The Play Forum is a collection of voices from parents and people in the toy and children’s entertainment industries. Read what’s on their minds, and join the conversation.
When I was 11 years-old, my parents could not keep me inside the house. Hot, cold, rain, or shine, as soon as homework was done, I would run outside and meet my neighborhood friends. I don’t remember exactly what we would do, but it did not matter. We wanted to play. We wanted fresh air, our bicycles, and each other. Today, it seems almost impossible to get my 11 year-old son outside or playing with anything that is not electronic.
I think it’s because playing outside or with anything that is not electronic seems so “old fashioned” to kids these days. Our new age kids are addicted to their electronics. Whether the game is on a tablet, handheld, or hooked up to a television, my oldest son is connected to it and wired in. It’s really starting to drive me bananas. Too much gaming is not good for children. Children need to be active, and need to use their imaginations; playing outside and enjoying the fresh air and socializing face to face with other kids is a must. Seems so simple, right?
Well, not so easy these days. Not when you have a tween that prefers to socialize and play via social on-line gaming websites. The only way my tween seems to want to hangout these days is by communicating with his other friends in imaginary worlds and via a chat screen.
So I did the mean mom thing, and I placed limits on just how much time my son can spend on a computer, handheld, or other electronic mobile device. After doing a little research, I read that two hours per day is the recommended cap for kids to play with electronics. The rest of the time should be devoted to active play or imaginative play. Hopefully both. When I broke the new rules to him he nearly had a fit. I kept the conversation short and told him he now has more things he can do with his time. He can draw, build, create, do jumping jacks around the living room if he so chooses. Just get moving, and playing.
It’s been two months since I instituted this new rule. I wish I could say that he resisted only at first. Nope. He still complains when I tell him his two hours is up. But I’m okay with it. When he is outside tossing a football, chasing his friends, or riding his bike, I see he is having good old-fashioned fun. The fun continues indoors too. We bought some new board games and I started setting them out on rainy days or if it was too hot to be outside. We have Checkers, Scrabble, Chess, and other games. Turns out, board games are not so boring either. My son and our neighbor had a few checkers tournaments this summer and they had fun. I noticed eye contact, laughing, and conversations. You can’t do that communicating with avatars on a screen.
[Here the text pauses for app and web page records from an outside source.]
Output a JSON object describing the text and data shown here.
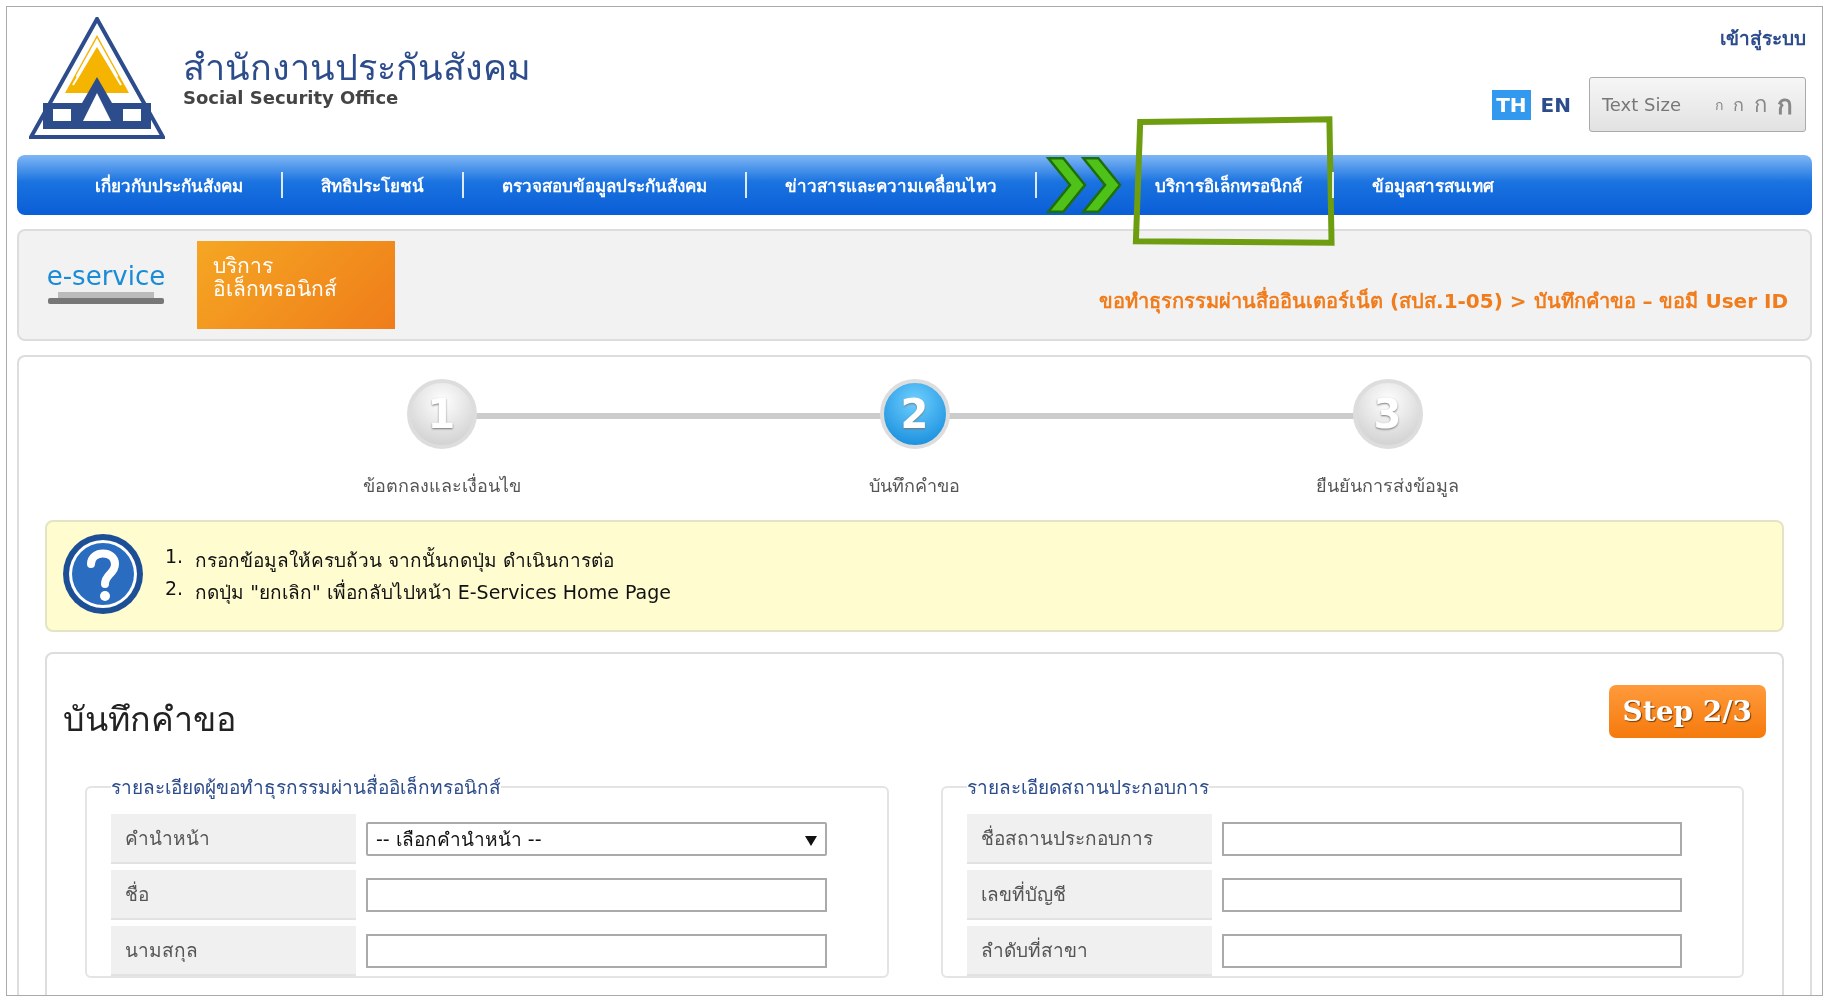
{
  "header": {
    "org_name_th": "สำนักงานประกันสังคม",
    "org_name_en": "Social Security Office",
    "login_link": "เข้าสู่ระบบ",
    "languages": [
      {
        "label": "TH",
        "selected": true
      },
      {
        "label": "EN",
        "selected": false
      }
    ],
    "text_size": {
      "label": "Text Size",
      "options": [
        "ก",
        "ก",
        "ก",
        "ก"
      ]
    }
  },
  "nav": {
    "items": [
      {
        "label": "เกี่ยวกับประกันสังคม",
        "annotated": false
      },
      {
        "label": "สิทธิประโยชน์",
        "annotated": false
      },
      {
        "label": "ตรวจสอบข้อมูลประกันสังคม",
        "annotated": false
      },
      {
        "label": "ข่าวสารและความเคลื่อนไหว",
        "annotated": false
      },
      {
        "label": "บริการอิเล็กทรอนิกส์",
        "annotated": true
      },
      {
        "label": "ข้อมูลสารสนเทศ",
        "annotated": false
      }
    ]
  },
  "banner": {
    "eservice_label": "e-service",
    "service_title_lines": [
      "บริการ",
      "อิเล็กทรอนิกส์"
    ],
    "breadcrumb": "ขอทำธุรกรรมผ่านสื่ออินเตอร์เน็ต (สปส.1-05) > บันทึกคำขอ – ขอมี User ID"
  },
  "steps": [
    {
      "number": "1",
      "label": "ข้อตกลงและเงื่อนไข",
      "selected": false
    },
    {
      "number": "2",
      "label": "บันทึกคำขอ",
      "selected": true
    },
    {
      "number": "3",
      "label": "ยืนยันการส่งข้อมูล",
      "selected": false
    }
  ],
  "help": {
    "items": [
      {
        "number": "1.",
        "text": "กรอกข้อมูลให้ครบถ้วน จากนั้นกดปุ่ม ดำเนินการต่อ"
      },
      {
        "number": "2.",
        "text": "กดปุ่ม \"ยกเลิก\" เพื่อกลับไปหน้า E-Services Home Page"
      }
    ]
  },
  "form": {
    "title": "บันทึกคำขอ",
    "step_badge": "Step 2/3",
    "sections": [
      {
        "legend": "รายละเอียดผู้ขอทำธุรกรรมผ่านสื่ออิเล็กทรอนิกส์",
        "fields": [
          {
            "label": "คำนำหน้า",
            "kind": "select",
            "value": "-- เลือกคำนำหน้า --"
          },
          {
            "label": "ชื่อ",
            "kind": "text"
          },
          {
            "label": "นามสกุล",
            "kind": "text"
          }
        ]
      },
      {
        "legend": "รายละเอียดสถานประกอบการ",
        "fields": [
          {
            "label": "ชื่อสถานประกอบการ",
            "kind": "text"
          },
          {
            "label": "เลขที่บัญชี",
            "kind": "text"
          },
          {
            "label": "ลำดับที่สาขา",
            "kind": "text"
          }
        ]
      }
    ]
  }
}
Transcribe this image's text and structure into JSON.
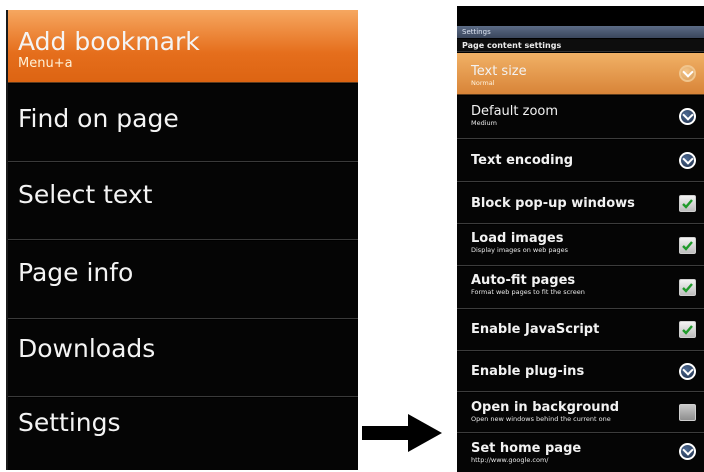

Turns out that good old-fashioned play time is still a hit among kids–imagine that?!